- Keep the conversation going. During this process there will be several times that your child may say “I’m good” or “I understand” and then not want to talk about it anymore. Though we do not want to force the issue and want them to be the guide, it is important to check-in and revisit this conversation as your child may have some new and unanswered questions.
These strategies are a starting point for a discussion about your child’s diagnosis. The overall process should be positive, feel safe, and build on your child’s strengths and needs. For some children, it may take weeks, or even months, before an actual label of the diagnosis is provided. It is important to remember that when you sit down with your child to help them understand their diagnosis, you are teaching them that this is just a part of them, sort of like having blue eyes or brown hair. A diagnosis should NOT define who they are; it is about understanding and empowerment. Your goal is to raise a confident individual who can advocate for themselves and hopefully others.
Arnold, J. & McLeod, F. (2017). How to Explain a Diagnosis to a Child: An interactive Resource Guide for Parents and Professionals. Toronto, ON: Ingramspark
About the authors
Janet Arnold, BA Psych, RECE
Janet Arnold is a mother and advocate for her two boys.
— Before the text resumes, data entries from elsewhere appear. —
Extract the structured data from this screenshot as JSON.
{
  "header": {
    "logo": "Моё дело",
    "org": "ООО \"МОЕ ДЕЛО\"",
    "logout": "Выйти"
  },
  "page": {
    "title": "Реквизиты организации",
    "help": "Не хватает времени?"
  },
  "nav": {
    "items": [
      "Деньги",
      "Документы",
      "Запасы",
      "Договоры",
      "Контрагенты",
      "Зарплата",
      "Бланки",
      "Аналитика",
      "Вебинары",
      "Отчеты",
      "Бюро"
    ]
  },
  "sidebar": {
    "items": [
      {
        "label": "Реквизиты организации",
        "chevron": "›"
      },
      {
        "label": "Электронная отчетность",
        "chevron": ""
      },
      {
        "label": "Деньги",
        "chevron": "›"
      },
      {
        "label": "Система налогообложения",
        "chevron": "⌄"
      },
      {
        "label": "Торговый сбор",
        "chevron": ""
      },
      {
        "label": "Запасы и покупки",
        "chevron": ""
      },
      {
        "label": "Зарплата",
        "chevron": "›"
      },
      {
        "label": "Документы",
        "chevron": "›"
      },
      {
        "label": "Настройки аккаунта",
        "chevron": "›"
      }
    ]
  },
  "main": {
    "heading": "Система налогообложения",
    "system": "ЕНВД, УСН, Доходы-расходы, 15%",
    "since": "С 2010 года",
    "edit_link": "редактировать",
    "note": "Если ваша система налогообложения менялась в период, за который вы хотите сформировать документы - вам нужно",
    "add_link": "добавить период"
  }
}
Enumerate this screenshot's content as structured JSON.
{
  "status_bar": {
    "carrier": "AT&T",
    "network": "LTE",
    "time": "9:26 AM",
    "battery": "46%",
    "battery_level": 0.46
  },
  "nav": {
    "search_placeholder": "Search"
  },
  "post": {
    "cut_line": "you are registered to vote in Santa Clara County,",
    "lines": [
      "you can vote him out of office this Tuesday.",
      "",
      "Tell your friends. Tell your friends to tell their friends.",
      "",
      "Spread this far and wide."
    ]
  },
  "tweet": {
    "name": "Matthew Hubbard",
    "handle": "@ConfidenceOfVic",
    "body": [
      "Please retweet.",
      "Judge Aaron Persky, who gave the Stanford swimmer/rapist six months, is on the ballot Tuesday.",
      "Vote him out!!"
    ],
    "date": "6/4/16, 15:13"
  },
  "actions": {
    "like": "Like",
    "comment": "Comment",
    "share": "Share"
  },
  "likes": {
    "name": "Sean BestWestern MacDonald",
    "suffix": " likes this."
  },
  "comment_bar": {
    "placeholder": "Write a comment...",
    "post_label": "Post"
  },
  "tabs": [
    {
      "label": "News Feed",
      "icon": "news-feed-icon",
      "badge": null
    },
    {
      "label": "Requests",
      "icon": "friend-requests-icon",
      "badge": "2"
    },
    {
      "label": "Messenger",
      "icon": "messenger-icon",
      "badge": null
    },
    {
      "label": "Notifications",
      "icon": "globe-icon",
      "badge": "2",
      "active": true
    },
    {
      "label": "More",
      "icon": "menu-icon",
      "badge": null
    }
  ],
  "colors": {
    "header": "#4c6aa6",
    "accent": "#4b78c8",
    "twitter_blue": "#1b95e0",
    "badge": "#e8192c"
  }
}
She has experienced what it is like to have a child with a disability, and has spent countless hours explaining the diagnosis to her own son. Not only is Janet a mother, she is also a professional with over 20 years of experience working with children and youth with varying challenges, their families, and other professionals in clinical and educational settings in Ontario, Newfoundland, and Alberta. She is responsible for consulting, training, researching and developing resources that are evidence-based and based on best practices in supporting positive development. Janet is a Behaviour Consultant, HIGH 5® Trainer and an accredited Triple P Practitioner (Standard Stepping Stones). She is also actively involved in a variety of community working groups and is the Chair of the York Region Bullying Prevention Partnership, and holds professional memberships with the Learning Disabilities Association of York Region, the College of Early Childhood Educators (CECE), The Council for Exceptional Children as well as the Association of Early Childhood Educators Ontario (AECEO).
Francine McLeod, BSW, RSW
Francine McLeod is a Registered Social Worker, Behaviour Consultant, Certified Professional Coach, School Counselor and a mother of two girls. She has worked with children and youth with developmental challenges and social-emotional concerns, their families and the systems that support them since 1995. Francine has taken her experience and knowledge of evidence-based and best practices of child development to provide on-going training, consultation, coaching, counseling and resource development to families, therapists, educators and other professionals. Having worked in clinical and educational settings across Canada, she has a strong understanding of the importance of collaboration among families and professionals to ensure that children and youth are more fully included into the fabric of the community.